Police report 5% decrease in crime

Annual police report also shows 60% increase in knife violence among youth.

January 16, 2006 14:35
1 minute read.
Police report 5% decrease in crime

knife 88. (photo credit: )


Dear Reader,
As you can imagine, more people are reading The Jerusalem Post than ever before. Nevertheless, traditional business models are no longer sustainable and high-quality publications, like ours, are being forced to look for new ways to keep going. Unlike many other news organizations, we have not put up a paywall. We want to keep our journalism open and accessible and be able to keep providing you with news and analyses from the frontlines of Israel, the Middle East and the Jewish World.

As one of our loyal readers, we ask you to be our partner.

For $5 a month you will receive access to the following:

  • A user experience almost completely free of ads
  • Access to our Premium Section
  • Content from the award-winning Jerusalem Report and our monthly magazine to learn Hebrew - Ivrit
  • A brand new ePaper featuring the daily newspaper as it appears in print in Israel

Help us grow and continue telling Israel’s story to the world.

Thank you,

Ronit Hasin-Hochman, CEO, Jerusalem Post Group
Yaakov Katz, Editor-in-Chief


Israeli crime decreased by 5% in 2005, police reported on Monday. Nonetheless, the police's annual report also registered a sharp increase in arms stockpiles in the six major crime organizations.
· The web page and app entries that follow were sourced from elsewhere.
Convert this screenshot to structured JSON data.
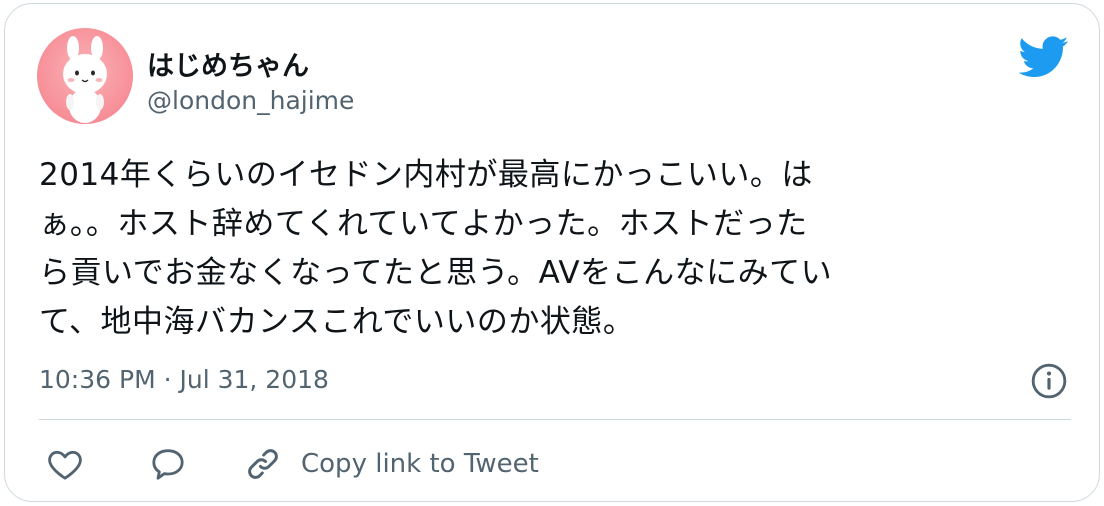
{
  "author": {
    "display_name": "はじめちゃん",
    "handle": "@london_hajime",
    "avatar_icon": "cony-bunny-avatar"
  },
  "tweet": {
    "lines": [
      "2014年くらいのイセドン内村が最高にかっこいい。は",
      "ぁ。。ホスト辞めてくれていてよかった。ホストだった",
      "ら貢いでお金なくなってたと思う。AVをこんなにみてい",
      "て、地中海バカンスこれでいいのか状態。"
    ],
    "timestamp": "10:36 PM · Jul 31, 2018"
  },
  "actions": {
    "like_icon": "heart-icon",
    "reply_icon": "speech-bubble-icon",
    "copy_link_icon": "link-icon",
    "copy_link_label": "Copy link to Tweet"
  },
  "colors": {
    "brand": "#1d9bf0",
    "text": "#0f1419",
    "muted": "#536471",
    "border": "#cfd9de"
  }
}
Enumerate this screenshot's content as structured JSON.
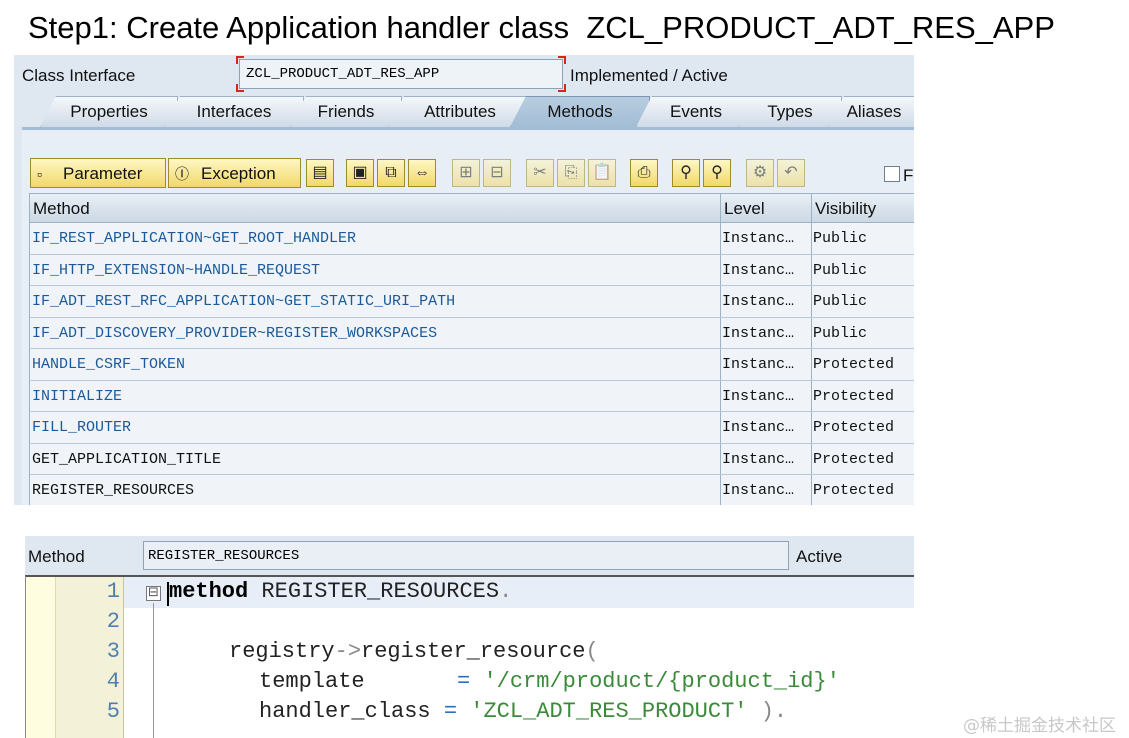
{
  "title": "Step1: Create Application handler class  ZCL_PRODUCT_ADT_RES_APP",
  "class_header": {
    "label": "Class Interface",
    "value": "ZCL_PRODUCT_ADT_RES_APP",
    "status": "Implemented / Active"
  },
  "tabs": [
    "Properties",
    "Interfaces",
    "Friends",
    "Attributes",
    "Methods",
    "Events",
    "Types",
    "Aliases"
  ],
  "active_tab": "Methods",
  "toolbar": {
    "parameter_label": "Parameter",
    "exception_label": "Exception",
    "filter_label": "F"
  },
  "table": {
    "columns": [
      "Method",
      "Level",
      "Visibility"
    ],
    "rows": [
      {
        "method": "IF_REST_APPLICATION~GET_ROOT_HANDLER",
        "level": "Instanc…",
        "visibility": "Public"
      },
      {
        "method": "IF_HTTP_EXTENSION~HANDLE_REQUEST",
        "level": "Instanc…",
        "visibility": "Public"
      },
      {
        "method": "IF_ADT_REST_RFC_APPLICATION~GET_STATIC_URI_PATH",
        "level": "Instanc…",
        "visibility": "Public"
      },
      {
        "method": "IF_ADT_DISCOVERY_PROVIDER~REGISTER_WORKSPACES",
        "level": "Instanc…",
        "visibility": "Public"
      },
      {
        "method": "HANDLE_CSRF_TOKEN",
        "level": "Instanc…",
        "visibility": "Protected"
      },
      {
        "method": "INITIALIZE",
        "level": "Instanc…",
        "visibility": "Protected"
      },
      {
        "method": "FILL_ROUTER",
        "level": "Instanc…",
        "visibility": "Protected"
      },
      {
        "method": "GET_APPLICATION_TITLE",
        "level": "Instanc…",
        "visibility": "Protected"
      },
      {
        "method": "REGISTER_RESOURCES",
        "level": "Instanc…",
        "visibility": "Protected"
      }
    ]
  },
  "method_editor": {
    "label": "Method",
    "value": "REGISTER_RESOURCES",
    "status": "Active",
    "line_numbers": [
      "1",
      "2",
      "3",
      "4",
      "5"
    ],
    "code": {
      "l1_keyword": "method",
      "l1_rest": " REGISTER_RESOURCES",
      "l1_dot": ".",
      "l3_call": "registry",
      "l3_arrow": "->",
      "l3_method": "register_resource",
      "l3_paren": "(",
      "l4_param": "template       ",
      "l4_eq": "=",
      "l4_value": "'/crm/product/{product_id}'",
      "l5_param": "handler_class ",
      "l5_eq": "=",
      "l5_value": "'ZCL_ADT_RES_PRODUCT'",
      "l5_close": " ).",
      "fold_symbol": "⊟"
    }
  },
  "watermark": "@稀土掘金技术社区"
}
In an interview with Army Radio on Monday, Inspector-General Moshe Karadi said that dealing with violent crime is at the top of law enforcement priorities. "Organized crime activities are becoming more and more similar to those of terrorist organizations … Their activity is ramping up, which undoubtedly shakes the public's feeling of security. Organized crime must be dealt with in the same way as terror." Other data released today by the police shows that violence among youth has further increased in the past year. In 2005, the number of youth caught in possession of knives went up 60%. "We have declared war on the stabbing phenomenon," Karadi said. "But the treatment of [violent] youth has to be multi-institutional. [This] includes the police as well as the home and the educational system." The Department of Traffic reported a 14% decrease in car accidents on Israeli roads. Likewise, there was a 10% decrease in the number of fatal accidents. 397 people were killed in car accidents in 2005 as opposed to 471 in 2004. Inspector-General Karadi added that in 2006, the police plan to fight governmental corruption and the penetration of organized crime into government offices.

Join Jerusalem Post Premium Plus now for just $5 and upgrade your experience with an ads-free website and exclusive content. Click here>>

Related Content

Jisr az-Zarq
April 3, 2014
Residents of Jisr az-Zarqa beckon Israel Trail hikers to enjoy their town